THE DATA section start

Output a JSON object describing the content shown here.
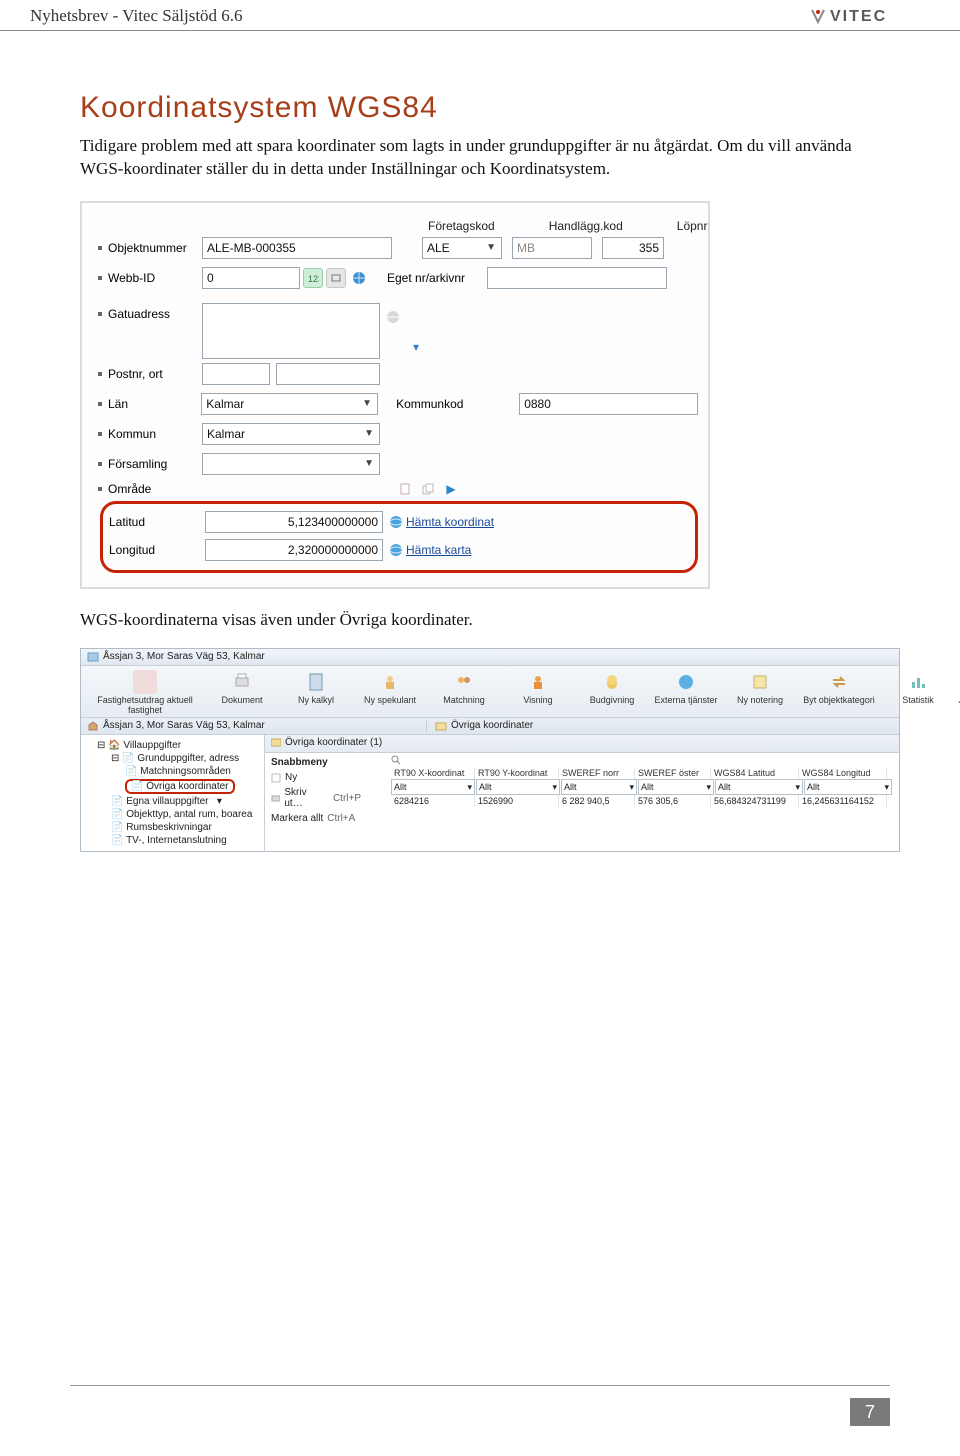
{
  "header": {
    "title": "Nyhetsbrev - Vitec Säljstöd 6.6",
    "brand": "VITEC"
  },
  "page": {
    "title": "Koordinatsystem WGS84",
    "para1": "Tidigare problem med att spara koordinater som lagts in under grunduppgifter är nu åtgärdat. Om du vill använda WGS-koordinater ställer du in detta under Inställningar och Koordinatsystem.",
    "para2": "WGS-koordinaterna visas även under Övriga koordinater.",
    "number": "7"
  },
  "form": {
    "labels": {
      "foretagskod": "Företagskod",
      "handlaggkod": "Handlägg.kod",
      "lopnr": "Löpnr",
      "objektnummer": "Objektnummer",
      "webbid": "Webb-ID",
      "egetnr": "Eget nr/arkivnr",
      "gatuadress": "Gatuadress",
      "postnrort": "Postnr, ort",
      "lan": "Län",
      "kommunkod": "Kommunkod",
      "kommun": "Kommun",
      "forsamling": "Församling",
      "omrade": "Område",
      "latitud": "Latitud",
      "longitud": "Longitud"
    },
    "values": {
      "objektnummer": "ALE-MB-000355",
      "foretagskod": "ALE",
      "handlaggkod": "MB",
      "lopnr": "355",
      "webbid": "0",
      "gatuadress": "",
      "postnr": "",
      "ort": "",
      "lan": "Kalmar",
      "kommunkod": "0880",
      "kommun": "Kalmar",
      "forsamling": "",
      "latitud": "5,123400000000",
      "longitud": "2,320000000000"
    },
    "links": {
      "hamtakoord": "Hämta koordinat",
      "hamtakarta": "Hämta karta"
    }
  },
  "app": {
    "title": "Åssjan 3, Mor Saras Väg 53, Kalmar",
    "ribbon": [
      "Fastighetsutdrag aktuell fastighet",
      "Dokument",
      "Ny kalkyl",
      "Ny spekulant",
      "Matchning",
      "Visning",
      "Budgivning",
      "Externa tjänster",
      "Ny notering",
      "Byt objektkategori",
      "Statistik",
      "Journal Mäklarlagen"
    ],
    "breadcrumb": "Åssjan 3, Mor Saras Väg 53, Kalmar",
    "pane_title": "Övriga koordinater",
    "pane_count": "Övriga koordinater (1)",
    "tree": [
      "Villauppgifter",
      "Grunduppgifter, adress",
      "Matchningsområden",
      "Övriga koordinater",
      "Egna villauppgifter",
      "Objekttyp, antal rum, boarea",
      "Rumsbeskrivningar",
      "TV-, Internetanslutning"
    ],
    "snabbmeny": {
      "title": "Snabbmeny",
      "ny": "Ny",
      "skrivut": "Skriv ut…",
      "skrivut_sc": "Ctrl+P",
      "markera": "Markera allt",
      "markera_sc": "Ctrl+A"
    },
    "grid": {
      "cols": [
        "RT90 X-koordinat",
        "RT90 Y-koordinat",
        "SWEREF norr",
        "SWEREF öster",
        "WGS84 Latitud",
        "WGS84 Longitud"
      ],
      "filter": "Allt",
      "row": [
        "6284216",
        "1526990",
        "6 282 940,5",
        "576 305,6",
        "56,684324731199",
        "16,245631164152"
      ]
    }
  }
}
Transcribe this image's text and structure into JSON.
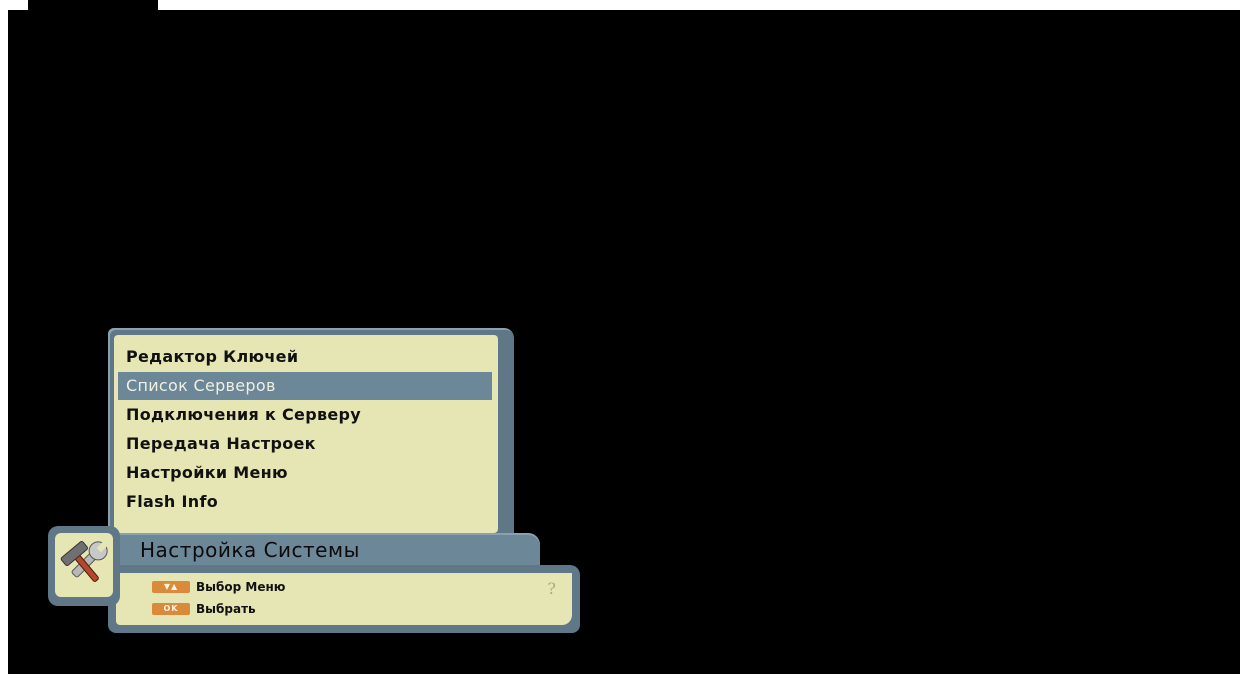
{
  "menu": {
    "items": [
      {
        "label": "Редактор Ключей",
        "selected": false
      },
      {
        "label": "Список Серверов",
        "selected": true
      },
      {
        "label": "Подключения к Серверу",
        "selected": false
      },
      {
        "label": "Передача Настроек",
        "selected": false
      },
      {
        "label": "Настройки Меню",
        "selected": false
      },
      {
        "label": "Flash Info",
        "selected": false
      }
    ]
  },
  "title": "Настройка Системы",
  "hints": [
    {
      "key": "▼▲",
      "label": "Выбор Меню"
    },
    {
      "key": "OK",
      "label": "Выбрать"
    }
  ],
  "icons": {
    "section": "tools-icon",
    "help": "help-icon"
  },
  "colors": {
    "panel_bg": "#e5e6b4",
    "frame": "#5f7787",
    "selection": "#6b8798",
    "key_badge": "#d98a3b"
  }
}
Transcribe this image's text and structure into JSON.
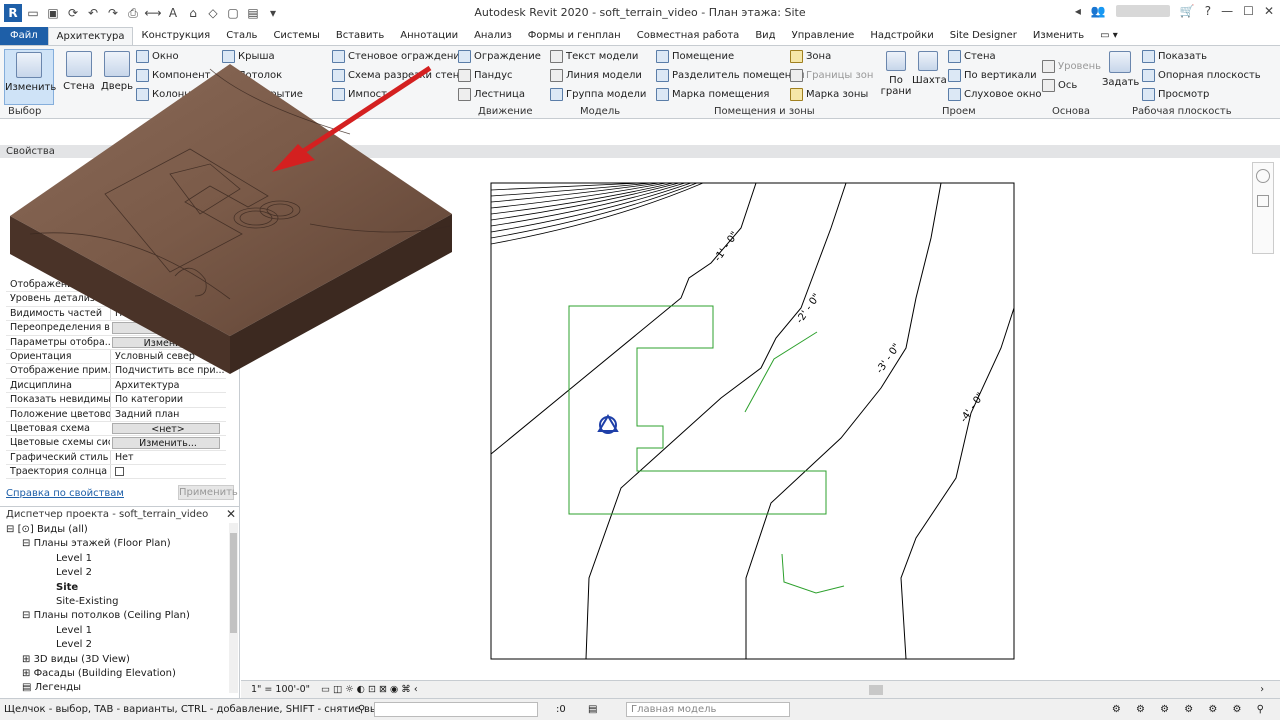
{
  "window": {
    "title": "Autodesk Revit 2020 - soft_terrain_video - План этажа: Site"
  },
  "tabs": [
    {
      "label": "Файл"
    },
    {
      "label": "Архитектура"
    },
    {
      "label": "Конструкция"
    },
    {
      "label": "Сталь"
    },
    {
      "label": "Системы"
    },
    {
      "label": "Вставить"
    },
    {
      "label": "Аннотации"
    },
    {
      "label": "Анализ"
    },
    {
      "label": "Формы и генплан"
    },
    {
      "label": "Совместная работа"
    },
    {
      "label": "Вид"
    },
    {
      "label": "Управление"
    },
    {
      "label": "Надстройки"
    },
    {
      "label": "Site Designer"
    },
    {
      "label": "Изменить"
    }
  ],
  "ribbon": {
    "modify": "Изменить",
    "wall": "Стена",
    "door": "Дверь",
    "window": "Окно",
    "component": "Компонент",
    "column": "Колонна",
    "roof": "Крыша",
    "ceiling": "Потолок",
    "floor": "Перекрытие",
    "curtain_system": "Стеновое ограждение",
    "curtain_grid": "Схема разрезки стены",
    "mullion": "Импост",
    "railing": "Ограждение",
    "ramp": "Пандус",
    "stair": "Лестница",
    "model_text": "Текст модели",
    "model_line": "Линия модели",
    "model_group": "Группа модели",
    "room": "Помещение",
    "room_separator": "Разделитель помещений",
    "room_tag": "Марка помещения",
    "area": "Зона",
    "area_boundary": "Границы зон",
    "area_tag": "Марка зоны",
    "by_face": "По грани",
    "shaft": "Шахта",
    "opening_wall": "Стена",
    "opening_vertical": "По вертикали",
    "dormer": "Слуховое окно",
    "level": "Уровень",
    "grid": "Ось",
    "set": "Задать",
    "show": "Показать",
    "ref_plane": "Опорная плоскость",
    "viewer": "Просмотр",
    "panels": {
      "select": "Выбор",
      "circulation": "Движение",
      "model": "Модель",
      "rooms": "Помещения и зоны",
      "opening": "Проем",
      "datum": "Основа",
      "workplane": "Рабочая плоскость"
    }
  },
  "properties": {
    "header": "Свойства",
    "rows": [
      {
        "key": "Отображение мо",
        "value": ""
      },
      {
        "key": "Уровень детализации",
        "value": ""
      },
      {
        "key": "Видимость частей",
        "value": "Пока",
        "button": false
      },
      {
        "key": "Переопределения в...",
        "value": "Измен",
        "button": true
      },
      {
        "key": "Параметры отобра...",
        "value": "Изменить",
        "button": true
      },
      {
        "key": "Ориентация",
        "value": "Условный север",
        "button": false
      },
      {
        "key": "Отображение прим...",
        "value": "Подчистить все при...",
        "button": false
      },
      {
        "key": "Дисциплина",
        "value": "Архитектура",
        "button": false
      },
      {
        "key": "Показать невидимы...",
        "value": "По категории",
        "button": false
      },
      {
        "key": "Положение цветово...",
        "value": "Задний план",
        "button": false
      },
      {
        "key": "Цветовая схема",
        "value": "<нет>",
        "button": true
      },
      {
        "key": "Цветовые схемы сис...",
        "value": "Изменить...",
        "button": true
      },
      {
        "key": "Графический стиль ...",
        "value": "Нет",
        "button": false
      },
      {
        "key": "Траектория солнца",
        "value": "",
        "button": false
      }
    ],
    "help_link": "Справка по свойствам",
    "apply": "Применить"
  },
  "browser": {
    "title": "Диспетчер проекта - soft_terrain_video",
    "nodes": [
      {
        "label": "Виды (all)",
        "level": 0,
        "bold": false
      },
      {
        "label": "Планы этажей (Floor Plan)",
        "level": 1,
        "bold": false
      },
      {
        "label": "Level 1",
        "level": 2,
        "bold": false
      },
      {
        "label": "Level 2",
        "level": 2,
        "bold": false
      },
      {
        "label": "Site",
        "level": 2,
        "bold": true
      },
      {
        "label": "Site-Existing",
        "level": 2,
        "bold": false
      },
      {
        "label": "Планы потолков (Ceiling Plan)",
        "level": 1,
        "bold": false
      },
      {
        "label": "Level 1",
        "level": 2,
        "bold": false
      },
      {
        "label": "Level 2",
        "level": 2,
        "bold": false
      },
      {
        "label": "3D виды (3D View)",
        "level": 1,
        "bold": false
      },
      {
        "label": "Фасады (Building Elevation)",
        "level": 1,
        "bold": false
      },
      {
        "label": "Легенды",
        "level": 0,
        "bold": false
      }
    ]
  },
  "drawing": {
    "contours": [
      "-1' - 0\"",
      "-2' - 0\"",
      "-3' - 0\"",
      "-4' - 0\""
    ]
  },
  "viewbar": {
    "scale": "1\" = 100'-0\""
  },
  "status": {
    "hint": "Щелчок - выбор, TAB - варианты, CTRL - добавление, SHIFT - снятие выбора.",
    "workset_value": ":0",
    "model": "Главная модель"
  },
  "colors": {
    "accent": "#1e5fa8",
    "pad_green": "#2ca02c",
    "terrain": "#6b4a3a",
    "arrow": "#d42020"
  }
}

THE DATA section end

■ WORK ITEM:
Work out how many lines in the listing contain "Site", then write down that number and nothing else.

■ RESPONSE:
4